» **Problem requirements**
Read through the material below and find each line that has the word "Heat"; copy it.

── Data under study ──

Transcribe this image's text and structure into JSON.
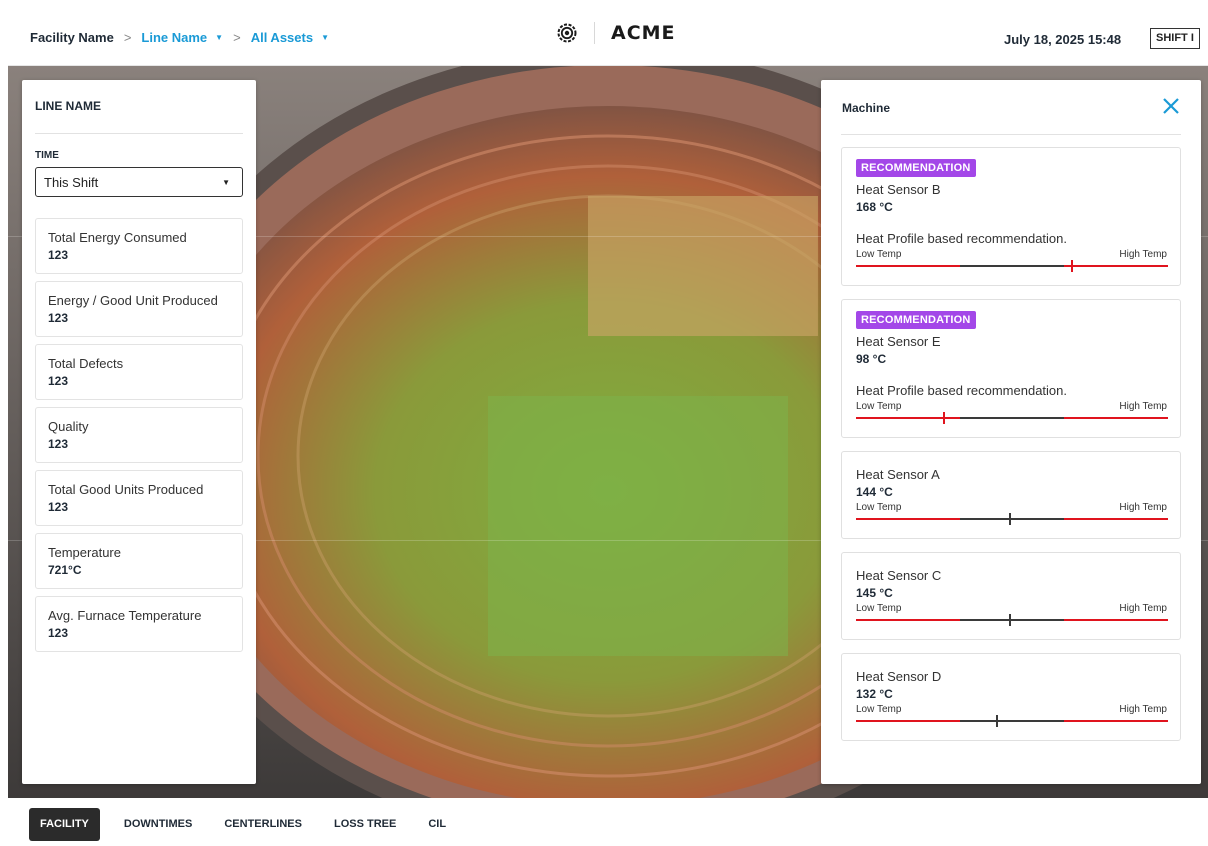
{
  "header": {
    "breadcrumb": {
      "facility": "Facility Name",
      "separator": ">",
      "line": "Line Name",
      "assets": "All Assets"
    },
    "brand": "ACME",
    "datetime": "July 18, 2025 15:48",
    "shift": "SHIFT I"
  },
  "left_panel": {
    "title": "LINE NAME",
    "time_label": "TIME",
    "time_selected": "This Shift",
    "metrics": [
      {
        "label": "Total Energy Consumed",
        "value": "123"
      },
      {
        "label": "Energy / Good Unit Produced",
        "value": "123"
      },
      {
        "label": "Total Defects",
        "value": "123"
      },
      {
        "label": "Quality",
        "value": "123"
      },
      {
        "label": "Total Good Units Produced",
        "value": "123"
      },
      {
        "label": "Temperature",
        "value": "721°C"
      },
      {
        "label": "Avg. Furnace Temperature",
        "value": "123"
      }
    ]
  },
  "right_panel": {
    "title": "Machine",
    "low_label": "Low Temp",
    "high_label": "High Temp",
    "sensors": [
      {
        "badge": "RECOMMENDATION",
        "name": "Heat Sensor B",
        "temp": "168 °C",
        "note": "Heat Profile based recommendation.",
        "level": 0.69,
        "state": "alert"
      },
      {
        "badge": "RECOMMENDATION",
        "name": "Heat Sensor E",
        "temp": "98 °C",
        "note": "Heat Profile based recommendation.",
        "level": 0.28,
        "state": "alert"
      },
      {
        "badge": "",
        "name": "Heat Sensor A",
        "temp": "144 °C",
        "note": "",
        "level": 0.49,
        "state": "normal"
      },
      {
        "badge": "",
        "name": "Heat Sensor C",
        "temp": "145 °C",
        "note": "",
        "level": 0.49,
        "state": "normal"
      },
      {
        "badge": "",
        "name": "Heat Sensor D",
        "temp": "132 °C",
        "note": "",
        "level": 0.45,
        "state": "normal"
      }
    ]
  },
  "tabs": [
    {
      "label": "FACILITY",
      "active": true
    },
    {
      "label": "DOWNTIMES",
      "active": false
    },
    {
      "label": "CENTERLINES",
      "active": false
    },
    {
      "label": "LOSS TREE",
      "active": false
    },
    {
      "label": "CIL",
      "active": false
    }
  ],
  "colors": {
    "accent": "#1a9ad6",
    "recommendation": "#a347e8",
    "range_red": "#e0141e",
    "range_dark": "#3a3a3a"
  },
  "icons": {
    "logo": "gear-logo-icon",
    "close": "close-icon",
    "caret": "caret-down-icon"
  }
}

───

» **Answer to the exercise**
        "name": "Heat Sensor B",
        "note": "Heat Profile based recommendation.",
        "name": "Heat Sensor E",
        "note": "Heat Profile based recommendation.",
        "name": "Heat Sensor A",
        "name": "Heat Sensor C",
        "name": "Heat Sensor D",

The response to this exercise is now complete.